And then there’s the second journey – a journey I didn’t even notice in the story for the longest time. It’s that subtle, but it’s also so critical that without it the first journey maybe never really succeeds. It’s the journey away from, or beyond the self – beyond the self we are used to, and used to being.
Remember Elijah. He’s escaped and left behind what’s wrong in his time and culture and he’s on the mountain of God. He finds a little cave there, and when night comes – when the night-time of his own aloneness and despair surround him, he crawls into the little cave and once inside there just surrenders to what he’s feeling – to what he is, in and by himself. It’s something he’s done before in almost every story we have about him. It’s just who he is. It’s his accustomed and familiar way of being and doing in the world.
Then the Word of the Lord comes to him: “Go out. In other words, come out of your cave and stand on the mountain, Elijah, for the Lord is about to pass by.”
And then that part of the story we love so much:
Now there was a great wind, so strong that it was splitting mountains and breaking rocks in pieces before the Lord, but the Lord was not in the wind; and after the wind an earthquake, but the Lord was not in the earthquake; and after the earthquake a fire, but the Lord was not in the fire; and after the fire a sound of sheer silence. When Elijah heard it, he wrapped his face in his mantle and went out and stood at the entrance of the cave. Then there came a voice to him …
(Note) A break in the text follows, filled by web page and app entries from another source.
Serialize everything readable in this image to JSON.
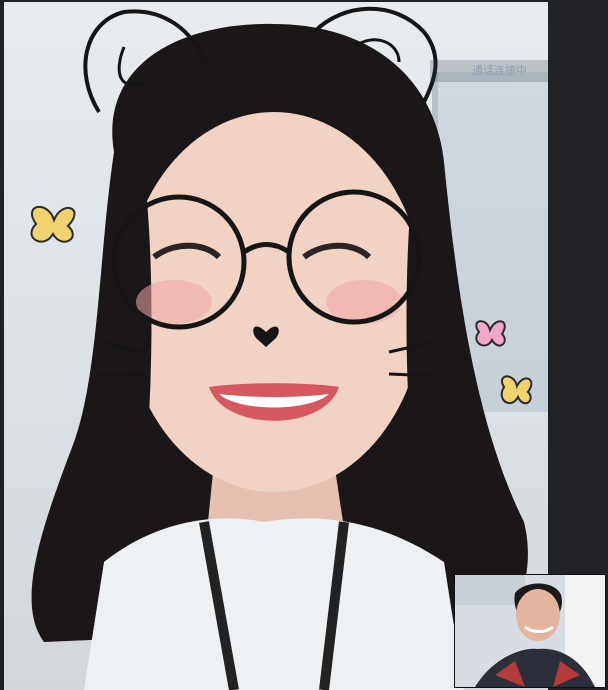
{
  "call": {
    "overlay_caption": "通话连接中",
    "remote_participant": "remote-participant",
    "local_participant": "local-participant"
  },
  "colors": {
    "panel_bg": "#202226",
    "hair": "#1b1718",
    "skin": "#f1d2c3"
  },
  "icons": {
    "filter_cat_ears": "cat-ears-icon",
    "filter_glasses": "round-glasses-icon",
    "filter_nose": "heart-nose-icon",
    "filter_whiskers": "whiskers-icon",
    "butterfly": "butterfly-icon"
  }
}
Do you notice the order in which things happen? And the second journey Elijah has to make really to be in the presence and really to hear the voice of God?
The wind comes, and the Lord is not in it. The earthquake comes, and the Lord is not in it. The fire comes, and the Lord is not in it. Then, there is nothing left but the still, small voice – the sound of sheer silence, that is God. At which point finally Elijah comes out – makes the journey out of his cave – out of himself, to be in the presence of God.
All the big, noisy, fearsome things Elijah encounters while he’s in the cave are not of God, but are of his own making. They are the products of his own fears and anxieties. They are the projection upon the world of his own demons and ego. They are the echo of his own personality and of his own imperfect and broken humanity, repeated over and over and magnified in the cave he inhabits. They are signs of what he would do if he were God.
And is only when all this is done – only after the sound of his own little cave and the fury of his imperfect self are spent,
- that the sound of sheer silence can be heard
- that the stillness of God is able to draw Elijah out from himself
- that Elijah is able to be truly in the presence of the holy One
- and that God, who holds all things together for good, is then able to send Elijah back into the world to do one last good thing, more good and more lasting than he’s yet been able to do.
We know the first journey – I know we do, the journey away from the ways of the world, to gather at the mountain of God.
I wonder, though, sometimes – how we undergo the second journey out of the caves and little niches we all inhabit.
How do we come out from the cave of our selves?